More and more, offering flexible office space to employees is becoming popular with not only employers, but also with employees. Offices designed around activity-based working not only save space, they also increase productivity. Team Space is becoming more popular because it is often more reflective of the needs of employees.
Previously, a business would rent a large space and fill it with cubicles to inspire creativity and maximize office space usage. Today, big companies are leading the charge and opening up their office space by replacing cubicles with non-designated work surfaces and comfortable chairs where employees can literally use their “laptop computer” on their lap, if they wish.
If companies like Google, Microsoft and Price Waterhouse Coopers can open up their offices to flexible work spaces, why can’t smaller businesses do the same? Unlike the business in the movie “Office Space”, most businesses are not all about TPS reports. Businesses today are more consumed with fulfilling the needs of customers. Happy and productive employees represent the best way to get things done.
Fixed spaces and fixed partitions not only take a lot of space, but they are expensive. Wireless technology has really freed up how businesses use space. Having an employee who can work from almost anywhere and only needs to come into the office space a few times a week, can free up a dedicated workspace for another employee that needs to spend more time in the office.
Flexible office space not only saves money and increases productivity, but having a flexible office situation can help a business attract the hot young talent if needs. Today’s top talented employees know that their skill set is desired – and they seek an employer who will not only give them the best pay, but an employer that gives them the best working environment too.

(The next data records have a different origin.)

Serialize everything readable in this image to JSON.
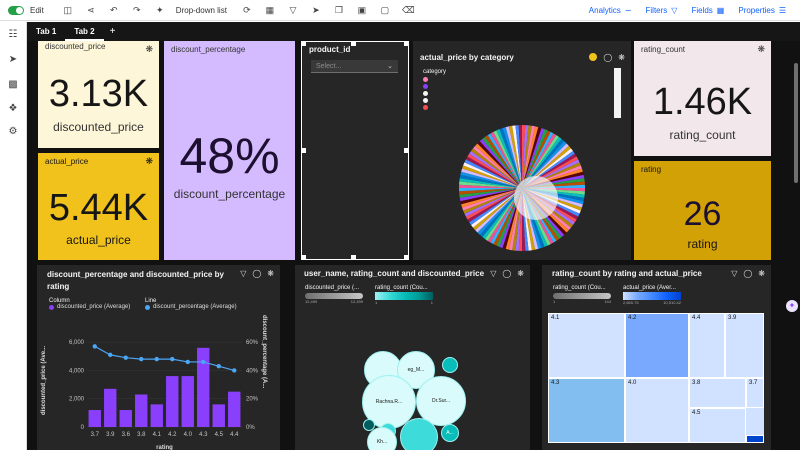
{
  "toolbar": {
    "edit_label": "Edit",
    "dropdown_label": "Drop-down list",
    "analytics_label": "Analytics",
    "filters_label": "Filters",
    "fields_label": "Fields",
    "properties_label": "Properties"
  },
  "tabs": [
    {
      "label": "Tab 1"
    },
    {
      "label": "Tab 2"
    }
  ],
  "tab_add": "+",
  "kpis": {
    "discounted_price": {
      "title": "discounted_price",
      "value": "3.13K",
      "label": "discounted_price"
    },
    "actual_price": {
      "title": "actual_price",
      "value": "5.44K",
      "label": "actual_price"
    },
    "discount_percentage": {
      "title": "discount_percentage",
      "value": "48%",
      "label": "discount_percentage"
    },
    "rating_count": {
      "title": "rating_count",
      "value": "1.46K",
      "label": "rating_count"
    },
    "rating": {
      "title": "rating",
      "value": "26",
      "label": "rating"
    }
  },
  "colors": {
    "discounted_price_bg": "#fdf6d8",
    "actual_price_bg": "#f1c21b",
    "discount_percentage_bg": "#d4bbff",
    "rating_count_bg": "#f2e8eb",
    "rating_bg": "#d2a106",
    "bar": "#8a3ffc",
    "line": "#4ba6f5"
  },
  "product_filter": {
    "title": "product_id",
    "placeholder": "Select..."
  },
  "pie_widget": {
    "title": "actual_price by category",
    "legend_title": "category"
  },
  "combo_widget": {
    "title": "discount_percentage and discounted_price by rating",
    "legend_column_title": "Column",
    "legend_column_item": "discounted_price (Average)",
    "legend_line_title": "Line",
    "legend_line_item": "discount_percentage (Average)",
    "ylabel_left": "discounted_price (Ave...",
    "ylabel_right": "discount_percentage (A...",
    "xlabel": "rating",
    "y_left_ticks": [
      "6,000",
      "4,000",
      "2,000",
      "0"
    ],
    "y_right_ticks": [
      "60%",
      "40%",
      "20%",
      "0%"
    ]
  },
  "chart_data": {
    "type": "bar",
    "categories": [
      "3.7",
      "3.9",
      "3.6",
      "3.8",
      "4.1",
      "4.2",
      "4.0",
      "4.3",
      "4.5",
      "4.4"
    ],
    "series": [
      {
        "name": "discounted_price (Average)",
        "type": "bar",
        "values": [
          1200,
          2700,
          1200,
          2300,
          1600,
          3600,
          3600,
          5600,
          1600,
          2500
        ]
      },
      {
        "name": "discount_percentage (Average)",
        "type": "line",
        "values": [
          57,
          51,
          49,
          48,
          48,
          48,
          46,
          46,
          43,
          40
        ]
      }
    ],
    "ylim": [
      0,
      7000
    ],
    "y2lim": [
      0,
      70
    ],
    "xlabel": "rating",
    "ylabel": "discounted_price (Ave...",
    "y2label": "discount_percentage (A..."
  },
  "bubble_widget": {
    "title": "user_name, rating_count and discounted_price",
    "legend1_title": "discounted_price (...",
    "legend1_min": "12,499",
    "legend1_max": "12,499",
    "legend2_title": "rating_count (Cou...",
    "legend2_min": "1",
    "legend2_max": "1",
    "bubbles": [
      {
        "label": "",
        "color": "#d9fbfb"
      },
      {
        "label": "eg_M...",
        "color": "#d9fbfb"
      },
      {
        "label": "",
        "color": "#08bdba"
      },
      {
        "label": "Rachna.R...",
        "color": "#d9fbfb"
      },
      {
        "label": "Dr.Sur...",
        "color": "#d9fbfb"
      },
      {
        "label": "",
        "color": "#005d5d"
      },
      {
        "label": "",
        "color": "#3ddbd9"
      },
      {
        "label": "Kh...",
        "color": "#d9fbfb"
      },
      {
        "label": "",
        "color": "#3ddbd9"
      },
      {
        "label": "A...",
        "color": "#08bdba"
      }
    ]
  },
  "treemap_widget": {
    "title": "rating_count by rating and actual_price",
    "legend1_title": "rating_count (Cou...",
    "legend1_min": "1",
    "legend1_max": "144",
    "legend2_title": "actual_price (Aver...",
    "legend2_min": "2,665.75",
    "legend2_max": "10,510.42",
    "cells": [
      {
        "label": "4.1",
        "color": "#d0e2ff"
      },
      {
        "label": "4.2",
        "color": "#78a9ff"
      },
      {
        "label": "4.4",
        "color": "#d0e2ff"
      },
      {
        "label": "3.9",
        "color": "#d0e2ff"
      },
      {
        "label": "4.3",
        "color": "#82bff0"
      },
      {
        "label": "4.0",
        "color": "#d0e2ff"
      },
      {
        "label": "3.8",
        "color": "#d0e2ff"
      },
      {
        "label": "3.7",
        "color": "#d0e2ff"
      },
      {
        "label": "4.5",
        "color": "#d0e2ff"
      }
    ]
  }
}
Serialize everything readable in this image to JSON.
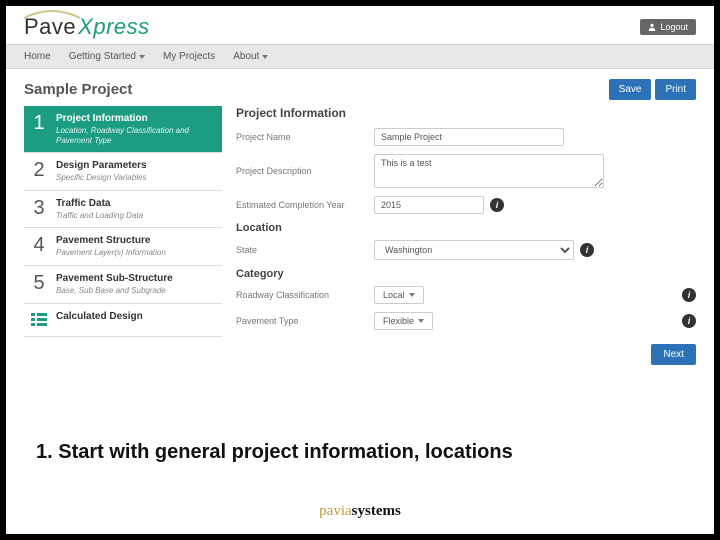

Google in Canada recognized that not only did their potential employees want to be downtown, but they wanted a work space that was conducive to their skills and work style. So Google created a work campus in downtown Toronto that inspired workers to want to come to work, and at the same time, made them feel that they were genuinely appreciated.